If you are a dentist, you have no doubt received lots of emails inviting you to DSO seminars all over the United States. I know this because I have been to a number of them. The problem is you live in Canada and what fits in the US does not fit in Canada. But what about Canada? Where are we?
Let’s first define what a “DSO” is because the terminology is not used in exactly the same way in both the US and Canada. DSO stands for Dental Service Organization and in the US, it generally applies to any network of dental offices that have a common ownership. In Canada however, we think of DSO as being the larger corporate owner such as Dental Corporation of Canada, Altima and 123Dentist. We typically think of smaller networks as belonging to “Investor Dentists” (let’s call those the Investor Networks). The term DSO in the US includes both the big corps and the smaller Investor Networks.
Currently about 18% of US practices are corporately owned. The consensus is that within 5 years’ time, 35% to 45% of US practices will be corporately owned. In Canada about 4% of all dental practices are owned by the large corporations; that equates to approximately 880 practices. If, over the next few years, Canada gets to where the US is today, that will result in 3,000 practices changing from private ownership to corporate ownership. Assuming the average corporate practice will be worth $1.5M, that means $4.5 billion (not million) will change hands.

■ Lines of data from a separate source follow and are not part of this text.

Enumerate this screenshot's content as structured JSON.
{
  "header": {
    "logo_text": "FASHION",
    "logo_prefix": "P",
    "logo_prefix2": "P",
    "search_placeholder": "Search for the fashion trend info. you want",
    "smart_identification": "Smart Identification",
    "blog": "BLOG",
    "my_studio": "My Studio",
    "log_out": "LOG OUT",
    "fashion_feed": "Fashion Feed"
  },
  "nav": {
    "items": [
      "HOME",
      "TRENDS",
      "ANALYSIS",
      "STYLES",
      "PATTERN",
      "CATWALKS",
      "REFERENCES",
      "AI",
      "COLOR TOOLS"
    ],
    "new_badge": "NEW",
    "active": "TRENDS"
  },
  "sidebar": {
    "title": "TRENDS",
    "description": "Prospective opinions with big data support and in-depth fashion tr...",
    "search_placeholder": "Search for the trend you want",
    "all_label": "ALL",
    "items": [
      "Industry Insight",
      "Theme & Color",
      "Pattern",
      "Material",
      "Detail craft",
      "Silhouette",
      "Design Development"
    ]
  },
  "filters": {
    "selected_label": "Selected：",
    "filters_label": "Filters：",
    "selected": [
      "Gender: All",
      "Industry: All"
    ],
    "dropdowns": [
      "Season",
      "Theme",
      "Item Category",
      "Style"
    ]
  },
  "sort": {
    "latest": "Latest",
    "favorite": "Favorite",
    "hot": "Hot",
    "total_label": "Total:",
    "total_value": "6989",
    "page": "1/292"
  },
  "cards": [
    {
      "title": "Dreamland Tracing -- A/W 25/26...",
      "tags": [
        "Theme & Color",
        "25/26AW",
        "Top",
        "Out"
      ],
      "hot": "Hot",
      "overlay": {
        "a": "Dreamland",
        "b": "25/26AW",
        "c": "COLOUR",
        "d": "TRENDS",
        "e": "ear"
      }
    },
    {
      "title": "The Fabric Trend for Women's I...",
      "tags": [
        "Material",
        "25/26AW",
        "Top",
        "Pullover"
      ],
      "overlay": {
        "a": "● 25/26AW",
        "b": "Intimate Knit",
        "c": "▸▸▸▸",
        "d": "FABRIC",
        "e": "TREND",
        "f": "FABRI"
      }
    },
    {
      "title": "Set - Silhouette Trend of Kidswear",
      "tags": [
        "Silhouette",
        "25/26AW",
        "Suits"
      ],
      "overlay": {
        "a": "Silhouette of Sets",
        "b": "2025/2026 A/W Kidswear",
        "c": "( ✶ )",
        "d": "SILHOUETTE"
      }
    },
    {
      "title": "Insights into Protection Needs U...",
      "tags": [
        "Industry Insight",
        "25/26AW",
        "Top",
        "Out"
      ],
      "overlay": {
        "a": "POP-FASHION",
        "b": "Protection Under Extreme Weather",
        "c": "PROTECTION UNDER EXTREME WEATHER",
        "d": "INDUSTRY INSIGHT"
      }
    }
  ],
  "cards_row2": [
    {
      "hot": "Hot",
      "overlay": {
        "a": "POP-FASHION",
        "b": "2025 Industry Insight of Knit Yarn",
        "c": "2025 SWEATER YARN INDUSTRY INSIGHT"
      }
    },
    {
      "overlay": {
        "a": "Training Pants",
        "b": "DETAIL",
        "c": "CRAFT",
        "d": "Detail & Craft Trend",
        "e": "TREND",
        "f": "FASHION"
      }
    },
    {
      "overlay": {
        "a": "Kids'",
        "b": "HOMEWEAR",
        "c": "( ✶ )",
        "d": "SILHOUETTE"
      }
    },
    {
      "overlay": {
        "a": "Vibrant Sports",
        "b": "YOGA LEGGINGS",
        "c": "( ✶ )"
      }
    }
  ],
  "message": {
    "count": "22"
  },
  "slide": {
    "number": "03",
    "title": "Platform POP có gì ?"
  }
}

This change will be a disruptive innovation which is an innovation that creates a new market and value network, and eventually disrupts the existing market. It will change the value system, displacing established market-leading firms, products, and alliances. The question is: will you be ready? Most US DSO experts would suggest that you go out, buy a couple dozen practices, hire a CEO and CFO and wait for the pension funds to come calling. This strategy, however, is not likely to be replicated in the Canadian marketplace.
Let’s consider how this change is likely to take place in Canada. To do this I want to use the US expectations as a guide. First, most of the change is going to happen in the Investor Network marketplace. The figure below separates the dental market into three segments: Private Solo Practice, Mid-Market and the Corps. It is easy to see the major growth over the next few years is going to be in the Mid-Market sector. This is the Investor Network sector and it is this area that we will be focusing on over the next year.
This path to growth suggested by most American DSO advisors will not be the best strategy for Canada. We have a scarcity of acquirable practices in Canada and a scarcity of ultimate investment buyers such as life insurance companies and pension funds. What we do have are a few real DSOs, all of whom have and will continue to have a ferocious appetite for good investment grade dental offices. The strategies that we will be focusing on over the next year will be the acquisition, incubation and disposition of Mid-Market networks.